Matthew rubs his burning eyes with despair. The book in front of him shows no sign of decoding itself anytime soon, and he is ready to call it quits for the day. With a loud sigh, he starts gathering his things when his eyes catch something that gives him pause.
Across from him, his head pillowed on his arms, Peter Pevensie is sleeping. Matthew snorts. He can’t cover up the glee at seeing the elder Pevensie in a less than favourable position. After all, the Pevensie brothers seem to work hard to maintain the untouchable air that surrounds them. And while Matthew hasn’t had trouble with them and finds them to be quite decent in manners and personality, he has never been able to resist a golden opportunity.
Stealing a glance to make sure no wardens are near, he reaches out to slam his hand down on Pevensie’s desk to hopefully startle the always perfectly composed boy. But before his hand can make contact, Pevensie wakes up in a quite forceful manner. Matthew jumps back in surprise as the blond boy shoots up in his seat and grips the desk. Pevensie’s gaze flits around the room wildly, as if in search of something. For a split second, their eyes meet and Matthew steps back at the intensity of Pevensie’s stare. His heart jumps in what Matthew is surprised to recognise as fear.
Then Pevensie bolts out of his seat and rushes into the hallway, abandoning all his things at the desk. Matthew stares after him and just barely manages to keep his mouth closed. What on earth?!
He quickly follows Pevensie out, just catching sight of him sprinting down towards the dorms. Crawford, clutching his bag strap with a white-knuckled grip, sends Matthew a bewildered look. “What’s gotten into Pevensie, Dalton?”
“Beats me,” Matthew mutters. Crawford purses his lips with a frown. A faint shout drifts down the hall, and Matthew squares his shoulders. “Sounds like we’re finally getting some excitement again, though.” And off he is, rushing after Pevensie, Crawford right behind him.
When they turn the corner, Matthew pauses at the scene in front of them. Thompson and his boys are blocking the hallway with their trademark smirks on their faces. Pevensie is standing in front of Thompson, his hands raised to push the other boy back. Behind him, Matthew spots the younger Pevensie brother holding his nose. Blood drips down his fingers. Next to Matthew, Crawford lets out a low whistle.
“No need to kick up a fuss, Pevensie,” Thompson says with glee. “Your little lap dog started it.”
Matthew watches Pevensie’s jaw clench. “I suggest you leave, Thompson.” His voice is cold with fury. Matthew doesn’t for a second doubt that Pevensie is holding back from wiping Thompson’s smug look away with his fist. “Before I decide spilt blood needs to be paid in kind.” The words aren’t yelled, but the promise in them rings out loud and clear. Pevensie’s shoulders are drawn together with tension. Anticipation hangs thickly in the air. It’s been a few weeks since a full-on brawl has occurred and even Crawford seems to be excited from the way he is fidgeting next to Matthew.
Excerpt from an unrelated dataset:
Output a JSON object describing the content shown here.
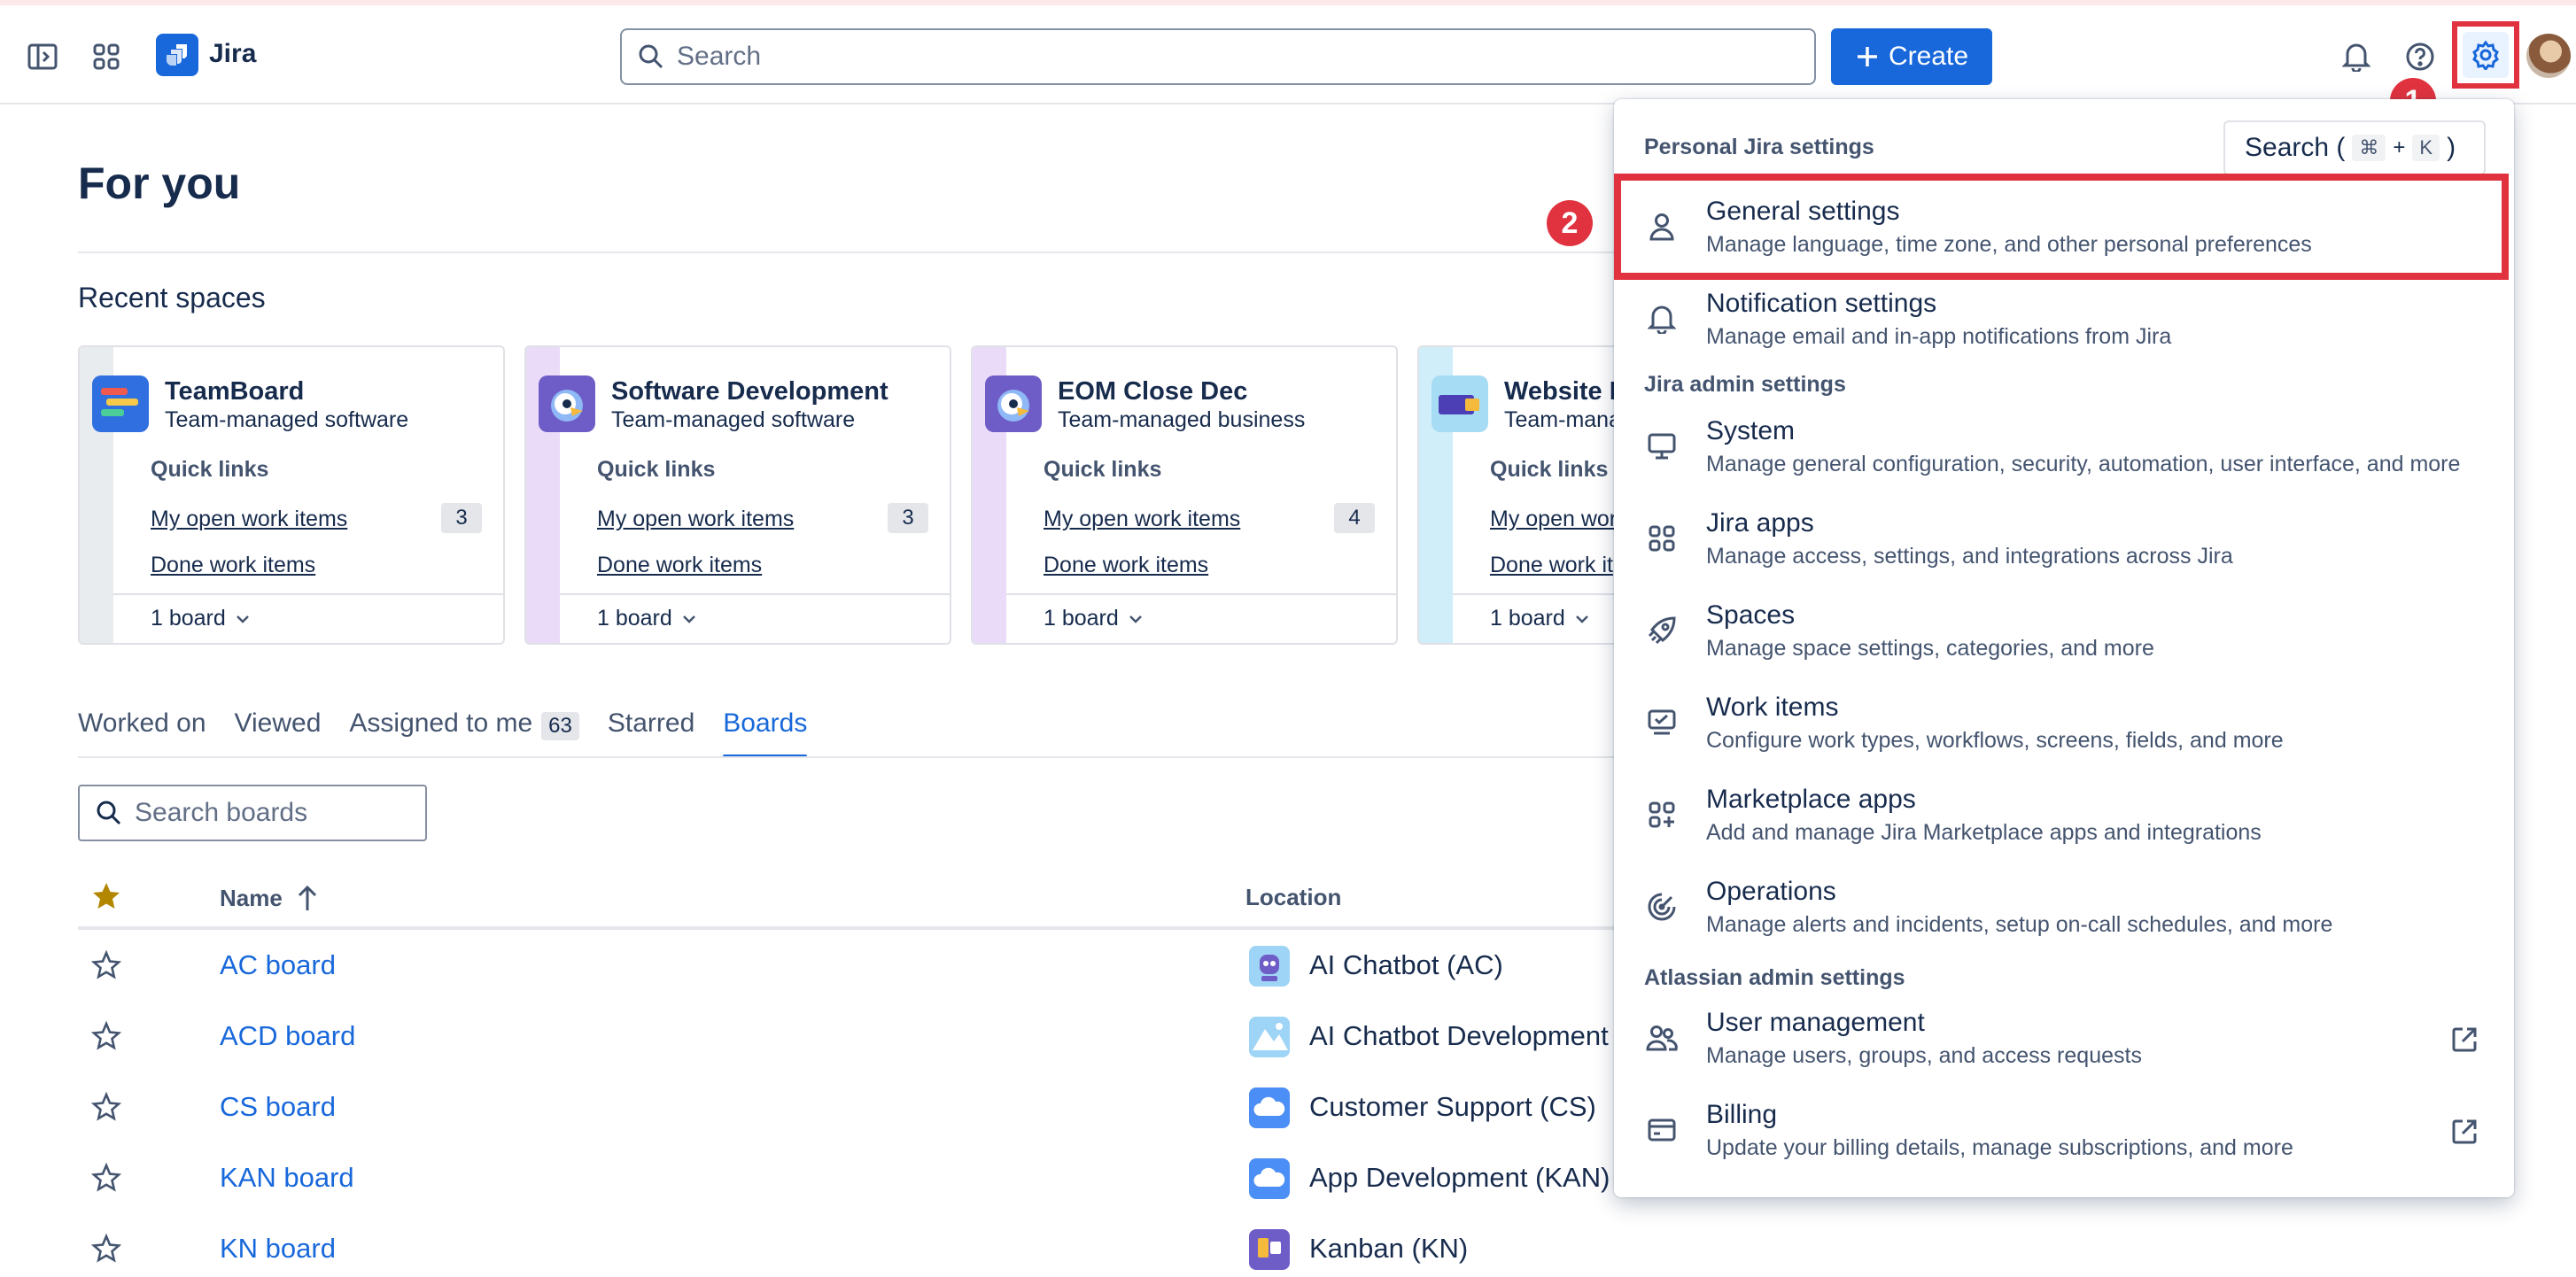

“We’re drawing a crowd,” Davis says quietly from Thompson’s left. Matthew flashes him a winning smile. He doesn’t particularly care for the bullies, though he’s thus far been safe from their attacks by what he assumes is some form of class solidarity. And even though fights are always exciting, he has a feeling this one would be much shorter than the row between the second-years last month.
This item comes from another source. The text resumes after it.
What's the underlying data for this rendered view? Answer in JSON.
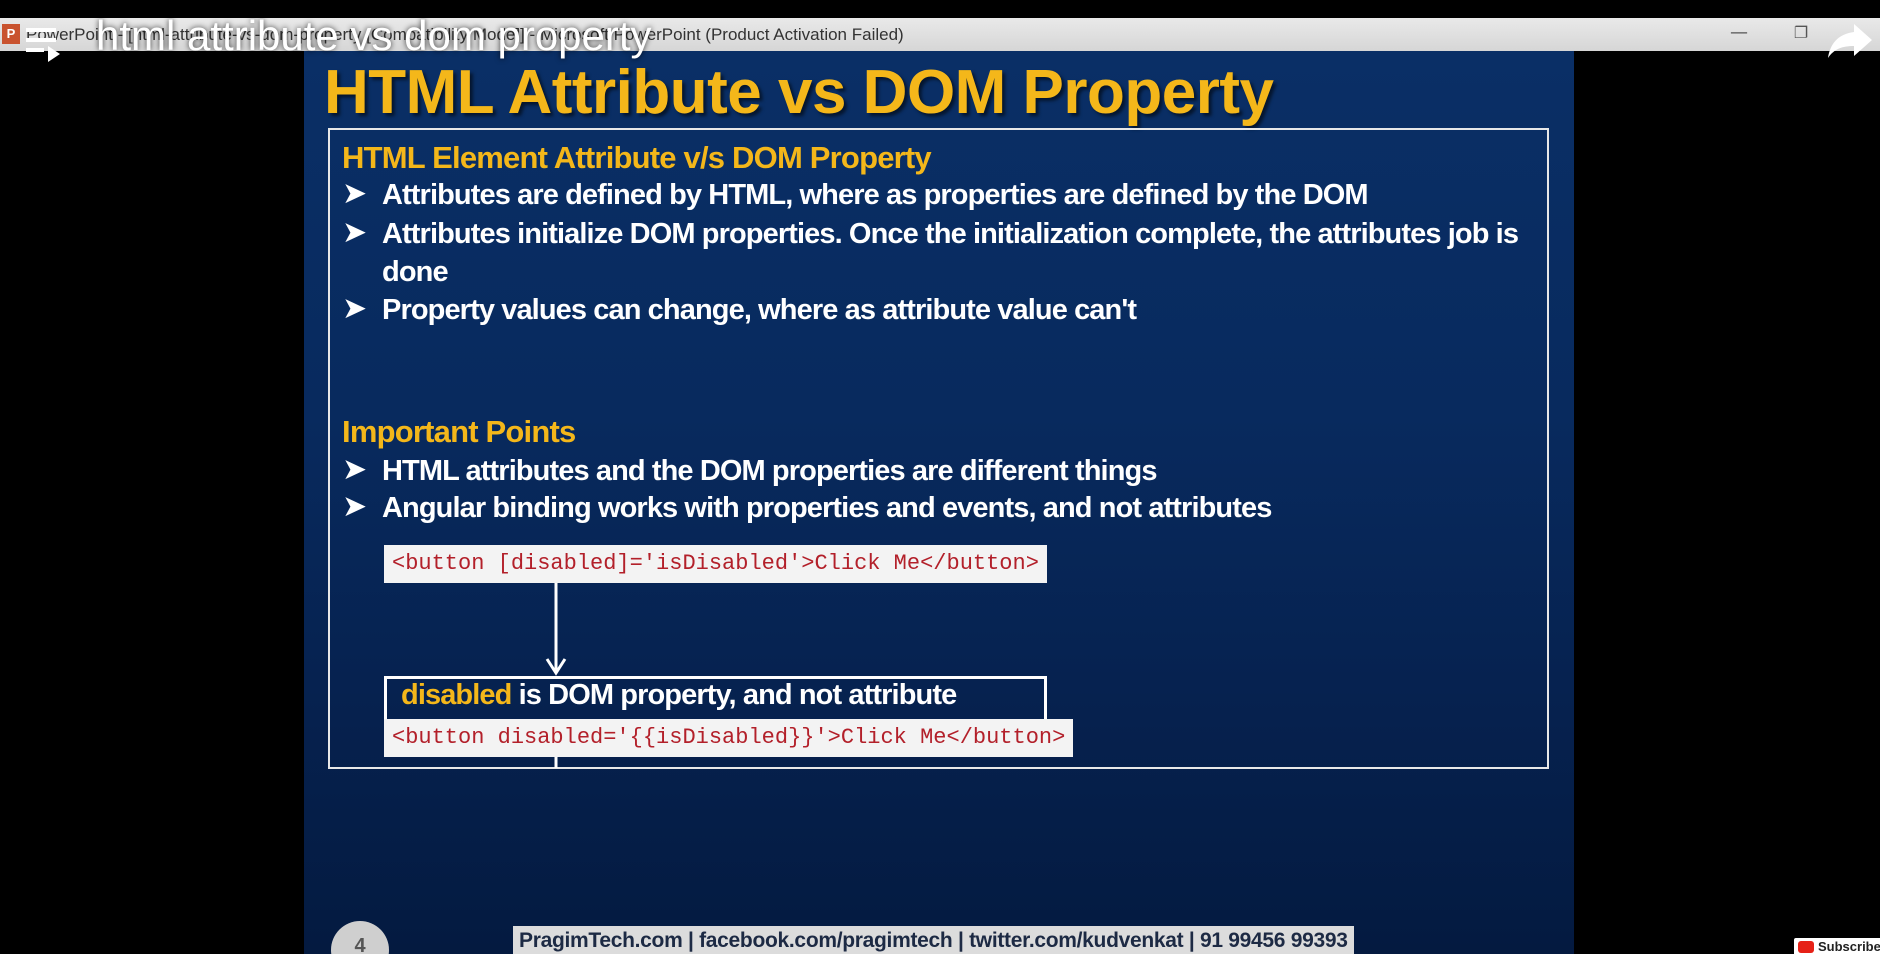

Thompson rolls his eyes. “No need for theatrics, old chap,” he says and thumps his fist into Pevensie’s shoulder. Pevensie shrugs off Thompson’s hand with an icy glare. The gesture sets off something in Thompson and his brows furrow with anger. “You need to remember who runs this place.” The threat is almost low enough to escape Matthew’s notice. Having gotten the last word, the bullies leave with their heads held high. Without pause, Pevensie whirls around and guides his brother to the floor. The cold fury is replaced with concern and the tension in the air almost visibly dissipates.
“I’m fine,” Edmund Pevensie says with apparent resignation. Crawford tugs on Matthew’s sleeve and the two of them back away slowly before they can overstay their welcome. Neither Pevensie so much as acknowledges their departure. “It was a terrible punch, it’s not even broken, Pete.” Matthew decides not to think too hard on what the scrawny Pevensie boy would know of throwing punches.
“I hope to be there whenever Thompson gets the next one in,” is the last thing Matthew says as he leaves Crawford to pick up his discarded bag. Even if the fight is short, Matthew has no doubt that it will be quite a spectacle with the way the Pevensies hold themselves. As he passes by Pevensie’s desk again, he wonders if there is some truth to the rumours that the brothers feel when the other is in trouble. Pevensie’s awakening certainly feels too well-timed to be anything else.